9/03/2010

Baltimore Comic Con 2010: Without A Plan

Going to a comic con is in some ways like a job. At least the people with their laptops and four page printed out lists seem to approach it that way. In the back of my mind I've always had the desire to go all-out, officially fill-in all the missing pieces to different series, and to remember all the things that I actually want to get.

So, to prepare for this year's Baltimore Comic Con, I went through my long boxes and piles of random comics, and I made an all-encompassing, page-long, handwritten list: An entire nights' work only to leave my list at home. I turned from perfectly-guided ballistic missile into some sort of misguided comic carpet bomb. Ultimately, it didn't matter because the best part about conventions is taking a chance on something new. Here's some highlights:

I'd been looking for this series for a while with no success. Reminded by this really good article from The Comics Reporter, I made this one of my priorities going into the convention. I paid 6$ for a couple of issues, but just looking through them, it looks worth it. This is Starlin at his peak as an illustrator. Each page is filled with interesting layouts and each panel oozes with Starlin's unique busy, brilliant style.

Every since reading Carl the Cat That Makes Peanut Butter Sandwiches, Jim Mahfood has been on my radar. I'm excited to read this issue which features both the Rhino and some guy in a bear suit both of whom are featured on the cover.
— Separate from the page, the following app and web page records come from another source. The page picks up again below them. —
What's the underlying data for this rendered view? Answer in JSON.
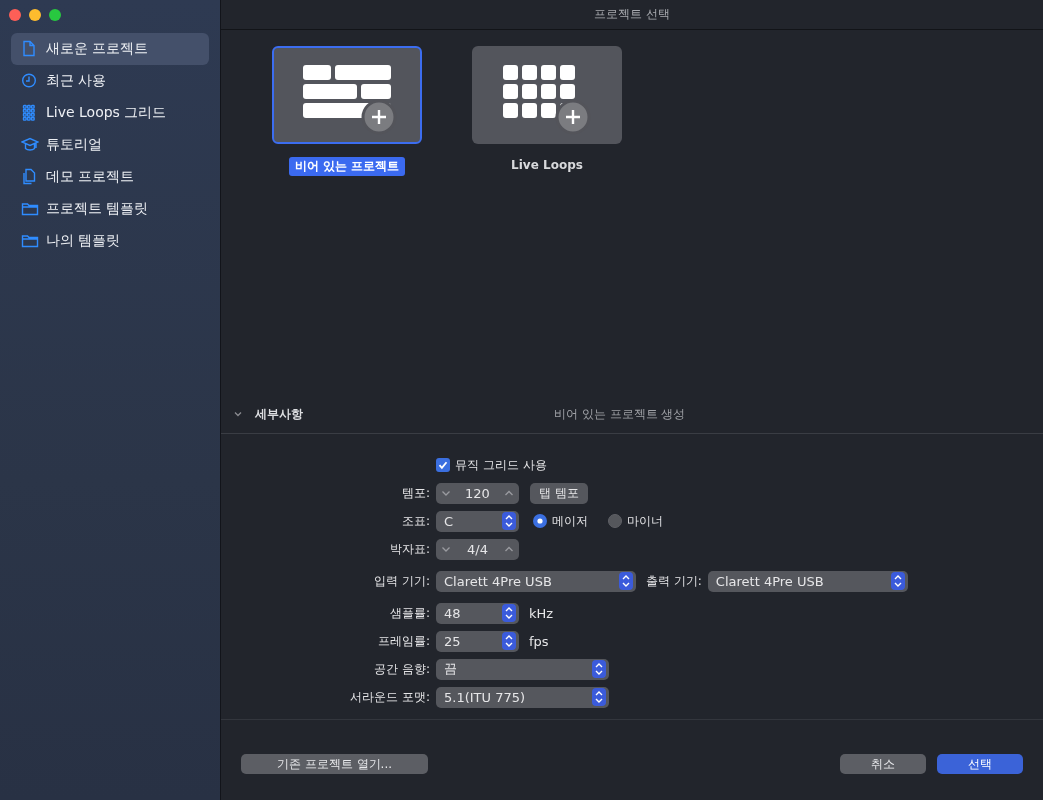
{
  "window": {
    "title": "프로젝트 선택"
  },
  "sidebar": {
    "items": [
      {
        "label": "새로운 프로젝트",
        "kind": "document",
        "selected": true
      },
      {
        "label": "최근 사용",
        "kind": "clock",
        "selected": false
      },
      {
        "label": "Live Loops 그리드",
        "kind": "grid",
        "selected": false
      },
      {
        "label": "튜토리얼",
        "kind": "cap",
        "selected": false
      },
      {
        "label": "데모 프로젝트",
        "kind": "documents",
        "selected": false
      },
      {
        "label": "프로젝트 템플릿",
        "kind": "folder",
        "selected": false
      },
      {
        "label": "나의 템플릿",
        "kind": "folder",
        "selected": false
      }
    ]
  },
  "templates": [
    {
      "label": "비어 있는 프로젝트",
      "kind": "tracks",
      "selected": true
    },
    {
      "label": "Live Loops",
      "kind": "grid",
      "selected": false
    }
  ],
  "details": {
    "label": "세부사항",
    "expanded": true,
    "summary": "비어 있는 프로젝트 생성",
    "groups": [
      [
        {
          "kind": "checkbox",
          "label": "뮤직 그리드 사용",
          "checked": true
        },
        {
          "kind": "stepper",
          "label": "템포:",
          "value": "120",
          "button": "탭 템포"
        },
        {
          "kind": "popup",
          "label": "조표:",
          "value": "C",
          "radios": [
            {
              "label": "메이저",
              "selected": true
            },
            {
              "label": "마이너",
              "selected": false
            }
          ]
        },
        {
          "kind": "stepper",
          "label": "박자표:",
          "value": "4/4"
        }
      ],
      [
        {
          "kind": "pair",
          "items": [
            {
              "label": "입력 기기:",
              "value": "Clarett 4Pre USB"
            },
            {
              "label": "출력 기기:",
              "value": "Clarett 4Pre USB"
            }
          ]
        }
      ],
      [
        {
          "kind": "popup",
          "label": "샘플률:",
          "value": "48",
          "unit": "kHz"
        },
        {
          "kind": "popup",
          "label": "프레임률:",
          "value": "25",
          "unit": "fps"
        },
        {
          "kind": "popup",
          "label": "공간 음향:",
          "value": "끔"
        },
        {
          "kind": "popup",
          "label": "서라운드 포맷:",
          "value": "5.1(ITU 775)"
        }
      ]
    ]
  },
  "footer": {
    "left_button": "기존 프로젝트 열기...",
    "buttons": [
      {
        "label": "취소",
        "default": false
      },
      {
        "label": "선택",
        "default": true
      }
    ]
  }
}
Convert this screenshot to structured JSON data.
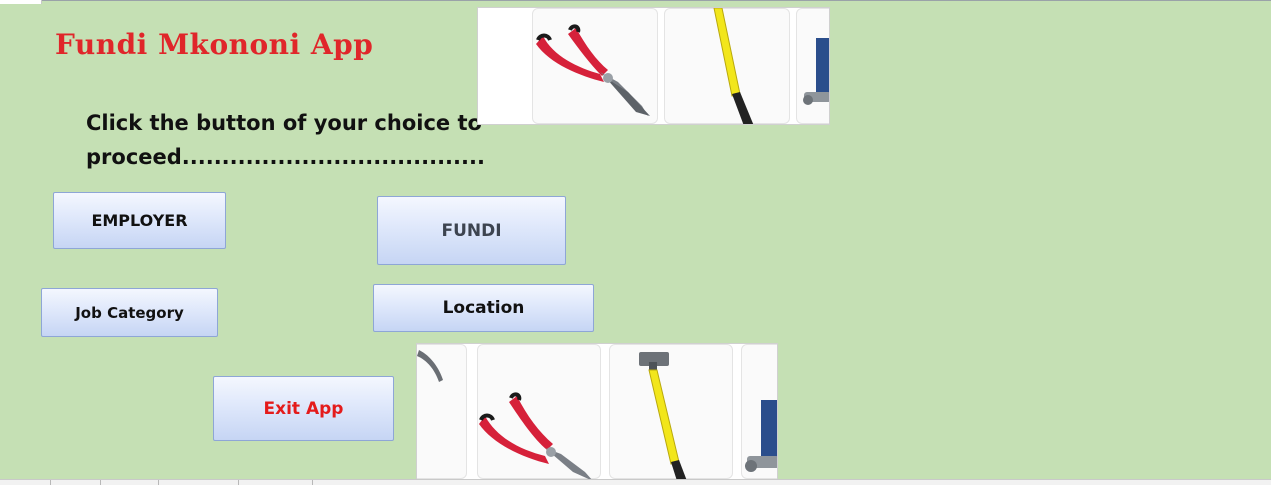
{
  "app": {
    "title": "Fundi Mkononi App",
    "instruction_line1": "Click the button of your  choice to",
    "instruction_line2": "proceed......................................"
  },
  "buttons": {
    "employer": "EMPLOYER",
    "fundi": "FUNDI",
    "job_category": "Job Category",
    "location": "Location",
    "exit_app": "Exit App"
  },
  "colors": {
    "background": "#c5e0b4",
    "title": "#e0262a",
    "exit_text": "#e41b1b",
    "fundi_text": "#3d4450",
    "button_border": "#8ea6d6",
    "plier_handle": "#d6213a",
    "hammer_handle": "#f2e61b",
    "vise": "#2b4e8c"
  },
  "images": {
    "top": [
      "plier-icon",
      "hammer-handle-icon",
      "vise-icon"
    ],
    "bottom": [
      "hook-icon",
      "plier-icon",
      "hammer-icon",
      "vise-icon"
    ]
  }
}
This is one of the things that I actually remembered from my list. I've been trying to collect all the grey Hulk issues because I read one a while back and it was really good. This run of Hulk is almost like an elseworlds story with the Hulk doing pretty much whatever the hell he wants. It seems to be inspiration on a way the Hulk is portrayed in a lot out of stuff these days like Ultimate Hulk vs. Wolverine and Old Man Logan.

An insane and bizarre issue written by Kevin Eastmen, drawn by Simon Beasley, and some incredible coloring by Steve Lavigne. This comic is 110% in your face. Each page is like a stand alone and things jump back and forth without a clear central story. The art is stunning and at times that's how you feel reading this comic.

An adaption of the movie from 1978 drawn by Howard Chaykin. It approaches Star Wars from the level of a hit movie and not a completely entrenched part of our culture, so everything looks weird and slightly off, but that's why I like it. Probably won't ever read it but I've looked through it a couple times already.

Loved Ellison/Corben A Boy and His Dog, so logic would dictate I like this. I got into Ken Steacy from his issues on Marvel Fanfare which are excellent. Steacy's art isn't as polished here as in Fanfare but still looks OK.

This was the find of the convention. I bought it on a whim and it turned out to be completely worth it. The text of the opening page sold it for me. After the heading "80,000,000 Years Ago" the panels are, "It was ending./ The last of the booby trapped suns had novaed./ ...They were near./It was time to go." The art is incredible in a sort of Judge Dredd inspired vein and the story is very good. Like a lot of random small press ventures this one folded, but ffantasy ffactory only produced this one issue. An interesting account of the series' downfall from artist Conner "Freff" Cochran can be read here in the comments section. It's a shame because it's rare for such a hard core space comic to be drawn so well and more importantly to have such interesting characters. The main characters are robots and aliens and the comic plows right through the traditional missteps of those archetypes as characters, and creates some real emotions from them.

2 comments:

midwesteditorialphoto said...

Hey, who was the artist on those Grey Hulk issues? I remember enjoying them, but never seeing that artist anywhere else. Good job to you on seeking them out!

Jesse Reese said...

Artist listed is Jeff Purves. A quick internet search isn't turning up too much on him. I hadn't really heard of him either, but his art in these issues is one of the big selling points.